*YOUR INSTRUCTIONS*
Working through the lines below, return each one that holds "JSON".
============================================================
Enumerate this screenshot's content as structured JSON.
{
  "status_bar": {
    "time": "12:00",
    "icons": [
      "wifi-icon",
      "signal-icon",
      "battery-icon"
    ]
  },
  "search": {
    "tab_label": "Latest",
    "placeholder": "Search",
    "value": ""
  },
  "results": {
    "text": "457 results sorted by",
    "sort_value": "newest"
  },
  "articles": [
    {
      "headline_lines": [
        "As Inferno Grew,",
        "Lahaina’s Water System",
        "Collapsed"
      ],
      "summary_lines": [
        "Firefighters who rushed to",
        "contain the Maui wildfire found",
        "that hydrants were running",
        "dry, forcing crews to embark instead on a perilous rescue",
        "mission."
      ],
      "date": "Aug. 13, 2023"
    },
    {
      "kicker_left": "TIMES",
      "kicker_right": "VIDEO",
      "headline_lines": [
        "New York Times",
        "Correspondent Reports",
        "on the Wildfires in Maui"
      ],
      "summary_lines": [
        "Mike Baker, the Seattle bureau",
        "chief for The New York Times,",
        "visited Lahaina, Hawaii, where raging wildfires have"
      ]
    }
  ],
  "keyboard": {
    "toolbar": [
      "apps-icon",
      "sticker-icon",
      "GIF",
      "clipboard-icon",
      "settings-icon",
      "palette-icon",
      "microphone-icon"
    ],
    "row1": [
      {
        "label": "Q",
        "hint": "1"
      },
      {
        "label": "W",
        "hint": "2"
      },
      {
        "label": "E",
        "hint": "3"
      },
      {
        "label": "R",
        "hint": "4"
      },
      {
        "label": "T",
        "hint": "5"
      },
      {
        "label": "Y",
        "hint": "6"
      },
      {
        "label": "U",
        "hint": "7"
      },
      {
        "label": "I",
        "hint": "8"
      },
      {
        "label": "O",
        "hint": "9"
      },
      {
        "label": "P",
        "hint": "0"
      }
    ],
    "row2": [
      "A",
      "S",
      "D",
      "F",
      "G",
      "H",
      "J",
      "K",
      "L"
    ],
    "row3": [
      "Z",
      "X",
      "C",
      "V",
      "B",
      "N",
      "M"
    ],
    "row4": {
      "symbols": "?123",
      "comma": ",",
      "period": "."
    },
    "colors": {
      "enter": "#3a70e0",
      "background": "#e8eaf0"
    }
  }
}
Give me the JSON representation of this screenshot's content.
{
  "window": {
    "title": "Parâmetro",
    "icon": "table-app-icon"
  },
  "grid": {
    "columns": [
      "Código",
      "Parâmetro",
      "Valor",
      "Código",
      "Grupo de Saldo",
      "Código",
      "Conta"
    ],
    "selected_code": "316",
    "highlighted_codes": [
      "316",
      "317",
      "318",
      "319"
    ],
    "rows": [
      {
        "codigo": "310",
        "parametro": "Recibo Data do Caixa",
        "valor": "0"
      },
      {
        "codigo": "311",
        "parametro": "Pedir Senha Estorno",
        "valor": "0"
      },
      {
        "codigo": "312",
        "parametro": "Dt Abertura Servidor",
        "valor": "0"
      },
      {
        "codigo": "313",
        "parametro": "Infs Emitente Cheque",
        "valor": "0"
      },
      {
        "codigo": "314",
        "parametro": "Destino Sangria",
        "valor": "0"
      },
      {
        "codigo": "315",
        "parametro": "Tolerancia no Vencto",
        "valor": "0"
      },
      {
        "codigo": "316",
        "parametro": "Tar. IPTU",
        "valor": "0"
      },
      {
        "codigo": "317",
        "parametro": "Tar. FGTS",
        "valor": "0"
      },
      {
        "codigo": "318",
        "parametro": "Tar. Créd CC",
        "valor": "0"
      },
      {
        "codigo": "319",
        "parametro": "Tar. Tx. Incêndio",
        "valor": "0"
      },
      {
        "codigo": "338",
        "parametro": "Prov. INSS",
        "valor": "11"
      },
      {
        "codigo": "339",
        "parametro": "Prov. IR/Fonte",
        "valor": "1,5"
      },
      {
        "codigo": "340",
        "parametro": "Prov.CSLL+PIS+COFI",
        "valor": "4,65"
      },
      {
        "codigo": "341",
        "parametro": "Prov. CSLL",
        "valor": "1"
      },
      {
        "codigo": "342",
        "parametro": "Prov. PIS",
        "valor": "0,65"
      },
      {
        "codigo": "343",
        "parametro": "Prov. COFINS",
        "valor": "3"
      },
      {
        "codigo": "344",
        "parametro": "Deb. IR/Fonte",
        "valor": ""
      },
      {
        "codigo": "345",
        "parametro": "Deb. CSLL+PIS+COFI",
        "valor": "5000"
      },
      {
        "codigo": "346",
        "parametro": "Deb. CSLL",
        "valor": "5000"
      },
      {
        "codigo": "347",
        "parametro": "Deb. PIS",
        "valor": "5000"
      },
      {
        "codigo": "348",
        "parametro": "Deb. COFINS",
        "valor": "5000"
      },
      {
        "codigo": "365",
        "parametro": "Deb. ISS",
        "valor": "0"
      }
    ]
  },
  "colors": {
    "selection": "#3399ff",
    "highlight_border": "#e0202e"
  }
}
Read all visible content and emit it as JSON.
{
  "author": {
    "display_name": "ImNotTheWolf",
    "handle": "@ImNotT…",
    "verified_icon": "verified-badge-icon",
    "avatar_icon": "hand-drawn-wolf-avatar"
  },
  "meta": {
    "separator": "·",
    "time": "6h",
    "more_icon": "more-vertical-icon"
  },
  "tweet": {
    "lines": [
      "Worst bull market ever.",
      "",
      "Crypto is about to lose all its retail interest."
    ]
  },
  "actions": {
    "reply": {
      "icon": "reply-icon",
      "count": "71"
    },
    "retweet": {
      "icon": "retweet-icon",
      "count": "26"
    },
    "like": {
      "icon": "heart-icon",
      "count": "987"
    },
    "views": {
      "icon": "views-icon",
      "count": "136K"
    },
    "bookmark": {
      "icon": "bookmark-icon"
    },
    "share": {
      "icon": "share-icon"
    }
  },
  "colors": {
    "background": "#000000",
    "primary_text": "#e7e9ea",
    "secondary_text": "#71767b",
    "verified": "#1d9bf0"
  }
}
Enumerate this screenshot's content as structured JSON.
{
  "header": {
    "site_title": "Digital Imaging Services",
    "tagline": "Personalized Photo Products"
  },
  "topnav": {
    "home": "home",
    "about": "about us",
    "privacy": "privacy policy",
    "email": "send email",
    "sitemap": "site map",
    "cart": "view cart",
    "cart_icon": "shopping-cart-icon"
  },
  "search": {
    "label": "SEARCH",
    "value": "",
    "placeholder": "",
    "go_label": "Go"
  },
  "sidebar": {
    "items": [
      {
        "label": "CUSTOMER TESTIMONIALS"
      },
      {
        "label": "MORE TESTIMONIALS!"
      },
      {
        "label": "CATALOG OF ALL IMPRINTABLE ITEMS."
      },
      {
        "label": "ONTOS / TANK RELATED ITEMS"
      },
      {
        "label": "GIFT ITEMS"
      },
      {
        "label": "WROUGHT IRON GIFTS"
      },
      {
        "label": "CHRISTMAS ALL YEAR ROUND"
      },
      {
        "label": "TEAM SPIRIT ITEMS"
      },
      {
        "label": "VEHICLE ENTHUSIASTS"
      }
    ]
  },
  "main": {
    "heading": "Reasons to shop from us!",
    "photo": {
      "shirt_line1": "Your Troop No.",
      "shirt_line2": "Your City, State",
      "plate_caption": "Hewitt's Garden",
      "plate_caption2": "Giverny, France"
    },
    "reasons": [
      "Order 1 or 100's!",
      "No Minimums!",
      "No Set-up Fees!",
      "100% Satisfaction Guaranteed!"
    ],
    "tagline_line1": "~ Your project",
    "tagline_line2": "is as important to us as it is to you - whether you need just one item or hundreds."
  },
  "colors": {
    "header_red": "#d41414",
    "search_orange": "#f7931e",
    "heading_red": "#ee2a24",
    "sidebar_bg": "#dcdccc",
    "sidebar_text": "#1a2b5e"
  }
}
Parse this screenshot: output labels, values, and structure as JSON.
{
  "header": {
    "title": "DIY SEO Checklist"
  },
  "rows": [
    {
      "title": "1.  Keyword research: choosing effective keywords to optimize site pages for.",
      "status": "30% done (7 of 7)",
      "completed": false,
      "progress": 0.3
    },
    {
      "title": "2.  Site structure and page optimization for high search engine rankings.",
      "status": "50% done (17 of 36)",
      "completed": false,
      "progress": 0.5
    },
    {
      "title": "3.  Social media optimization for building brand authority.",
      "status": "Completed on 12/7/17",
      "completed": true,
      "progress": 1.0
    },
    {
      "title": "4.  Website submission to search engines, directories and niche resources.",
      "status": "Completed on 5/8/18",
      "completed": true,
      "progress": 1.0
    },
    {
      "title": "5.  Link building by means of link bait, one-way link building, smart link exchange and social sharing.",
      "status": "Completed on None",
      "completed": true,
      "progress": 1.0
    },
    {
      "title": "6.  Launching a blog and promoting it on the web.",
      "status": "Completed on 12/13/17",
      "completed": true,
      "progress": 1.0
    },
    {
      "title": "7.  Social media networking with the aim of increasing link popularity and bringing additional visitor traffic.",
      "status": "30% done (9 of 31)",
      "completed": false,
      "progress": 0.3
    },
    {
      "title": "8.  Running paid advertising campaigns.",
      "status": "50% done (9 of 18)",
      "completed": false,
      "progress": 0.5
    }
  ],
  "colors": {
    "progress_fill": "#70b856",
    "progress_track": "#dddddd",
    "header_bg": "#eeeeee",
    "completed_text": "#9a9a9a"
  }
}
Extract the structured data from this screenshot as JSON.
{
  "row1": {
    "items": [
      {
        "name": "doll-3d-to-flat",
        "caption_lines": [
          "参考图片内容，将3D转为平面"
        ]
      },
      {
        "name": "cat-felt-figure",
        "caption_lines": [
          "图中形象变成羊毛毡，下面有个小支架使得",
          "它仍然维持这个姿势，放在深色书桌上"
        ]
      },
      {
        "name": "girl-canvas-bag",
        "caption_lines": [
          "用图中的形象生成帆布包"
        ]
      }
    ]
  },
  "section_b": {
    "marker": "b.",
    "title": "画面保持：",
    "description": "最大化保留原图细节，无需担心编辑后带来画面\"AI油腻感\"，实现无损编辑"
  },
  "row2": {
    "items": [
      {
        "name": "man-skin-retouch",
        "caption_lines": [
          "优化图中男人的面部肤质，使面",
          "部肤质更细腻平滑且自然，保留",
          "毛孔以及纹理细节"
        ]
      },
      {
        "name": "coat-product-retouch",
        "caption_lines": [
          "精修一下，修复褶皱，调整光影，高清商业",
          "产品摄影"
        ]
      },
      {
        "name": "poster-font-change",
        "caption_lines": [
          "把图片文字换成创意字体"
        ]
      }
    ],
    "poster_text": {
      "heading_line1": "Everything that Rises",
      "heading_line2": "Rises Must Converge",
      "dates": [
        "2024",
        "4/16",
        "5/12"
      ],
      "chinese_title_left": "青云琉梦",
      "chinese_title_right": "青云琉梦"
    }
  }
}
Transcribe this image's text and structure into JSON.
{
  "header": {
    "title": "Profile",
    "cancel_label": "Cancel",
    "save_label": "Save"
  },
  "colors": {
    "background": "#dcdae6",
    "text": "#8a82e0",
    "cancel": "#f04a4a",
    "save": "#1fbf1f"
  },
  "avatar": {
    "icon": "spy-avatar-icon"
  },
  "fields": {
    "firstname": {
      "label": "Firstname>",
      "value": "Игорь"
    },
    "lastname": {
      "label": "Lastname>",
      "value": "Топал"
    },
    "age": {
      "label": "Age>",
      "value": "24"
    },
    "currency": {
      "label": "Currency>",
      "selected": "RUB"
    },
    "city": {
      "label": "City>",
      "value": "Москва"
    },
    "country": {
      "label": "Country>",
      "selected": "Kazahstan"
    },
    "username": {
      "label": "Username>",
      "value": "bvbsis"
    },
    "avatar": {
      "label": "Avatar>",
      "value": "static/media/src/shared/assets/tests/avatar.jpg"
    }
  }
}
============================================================
*SOLVED EXERCISE*
Enumerate this screenshot's content as structured JSON.
Give me the JSON representation of this screenshot's content.
Read all visible content and emit it as JSON.
Enumerate this screenshot's content as structured JSON.
Parse this screenshot: output labels, values, and structure as JSON.
Extract the structured data from this screenshot as JSON.
Transcribe this image's text and structure into JSON.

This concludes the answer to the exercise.